Various Foliage, etc.
A table decoration of foliage without flowers is very effective, though very seldom seen. Trails of bright red Virginian creeper give as bright an effect as any blossoms, and, used in conjunction with well polished silver, leave little to be desired.
Twine it round silver candlesticks, and loop garlands of it from vase to vase. Fill silver bonbonnieres with bright sweets and encircle them with creeper leaves. Arrange at each corner of the table a cluster of leaves tied with a bow of ribbon and use autumn leaf guest-cards.
A table decoration for which bright red cactus dahlias are used in combination with gypsophila. No other colour than that of the dahlias should be used. The effect of the scheme is brilliant, yet harmonious
Dahlias are among the most useful of table flowers, and they are very plentiful this month. In the illustration large cactus dahlias of a bright shade of red are used. These are very attractive in conjunction with gypsophila.
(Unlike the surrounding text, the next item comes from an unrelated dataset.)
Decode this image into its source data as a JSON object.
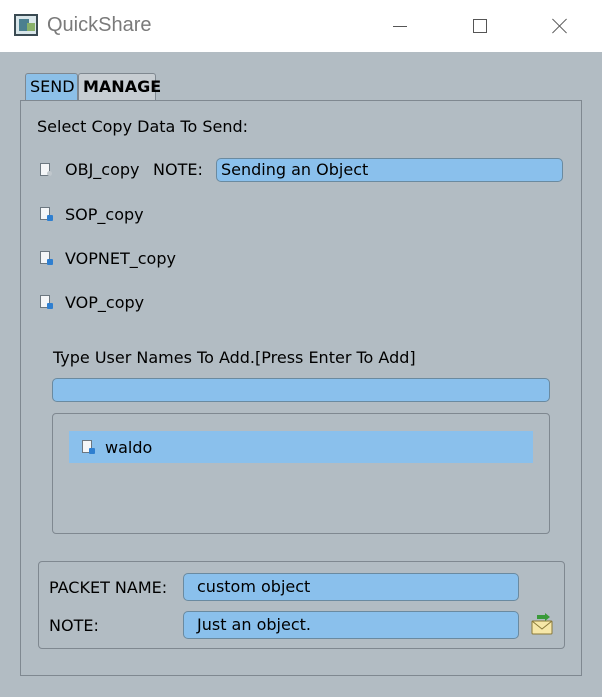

At each corner of the table a circle of tiny sprays of gypsophila is placed, and there is a fine bloom in the centre of this.
A square of lace is used in the middle of the table with a row of blossoms at the edge of it, and others are placed outside the edge square, while from the centre rises a slender vase filled with some fine blooms and plenty of gypsophila.
Sulphur-yellow cactus dahlias, also, would be effective for this design, or those very popular large, bright majenta ones; the latter look brilliant by artificial light. Care must be taken, however, that other colours are absent from the table, as it is only white or the green shade of their own foliage that will harmonise with these dahlias. The small pom-pom dahlias, though stiff in themselves, form a pretty table decoration with plenty of gypso-phila.
Take a number of the dahlias and form lines with them from corner to corner of the table, crossing them in the middle, and using clusters of the wee white blossoms round each one of them. In the spaces between the lines stand white china vases filled with the same combination of flowers.
Roses are becoming scarce in. September, and must be used sparingly. But these last roses of summer are very beautiful. Those of a pale pink hue look well in a specimen vase with only their own foliage. Four such vases would make a pretty decoration on a ribbon table-centre of pale blue satin, with garlands of the ribbon draped from vase to vase, fastened half-way up the stem with pretty bows.
Or three vases so filled could be placed in a triangle, with trails of tinted creeper forming the triangle on the cloth, and trails of it also draped from the tops of the vases. Then long trails of brightly tinted creepers might be carried to the corners, and other vases placed there.
A Harvest Decoration
A suitable decoration for the time of harvest is also shown. The table is covered with daisy chains formed into squares by crossing and crossing. Lawn daisies were not used for this, but the somewhat larger ones that are often found growing by corn-fields. Five vases are used, and they are filled with poppies and corn. The effect is very pretty. The bonbonnieres are in the form of autumn leaves and are filled with fancy fondants. The flaming red wild poppy is a happy contrast to wheat, and another pretty scheme consists of using Shirley poppies of every shade from white to deepest red. Poppy petal candle-shades should be used in a medium red shade, and sweet-cases to match.
An autumn breakfast-table decorated with heather is a pretty idea. In the one here displayed a handsome game-pie dish, with a design of foxheads and ducks, has been used. It is placed upon a fringe of heather, and filled with sprays of purple heather. A few lead supports are placed in the dish to keep the heather upright.
Sprays of purple heather are placed round the cruets, with a sprig of white heather at each place to bring
"good luck" to the sportsmen.
Heather is very suitable, too, for luncheon parties, but is too dark and heavy by artificial light for dinner use.
The graceful fuchsia is most suitable for table use. Try it with sprays of pink ivy geranium in cut-glass vases, and mass some of the pink blossoms with some sprays of grey foliage round the base of each vase. Another pretty contrast consists of pink ivy geraniums and variegated maple leaves. Fill the vases with sprays of the leaves and then place the pink geraniums among them. Low-shaped table-baskets, painted silver, form artistic receptacles for geraniums and foliage. Trim the baskets with bows of ribbon to match the geraniums, using either bright scarlet or pink blossoms.
Those who have kept their sweet-peas well picked will still have plenty of blossoms to gather. Use them on your table as follows : Cut out a large star in silver paper and place it on the table; edge the star with sweet-pea blossoms, and in the centre on the silver paper stand a rustic silver vase, filled with sweet-peas and their own foliage. From the top of this vase to the points of the star suspend garlands of sweet-pea blossoms threaded on to fine wire, and at each corner of the table fasten a cluster of blossoms and foliage tied with a bow of ribbon.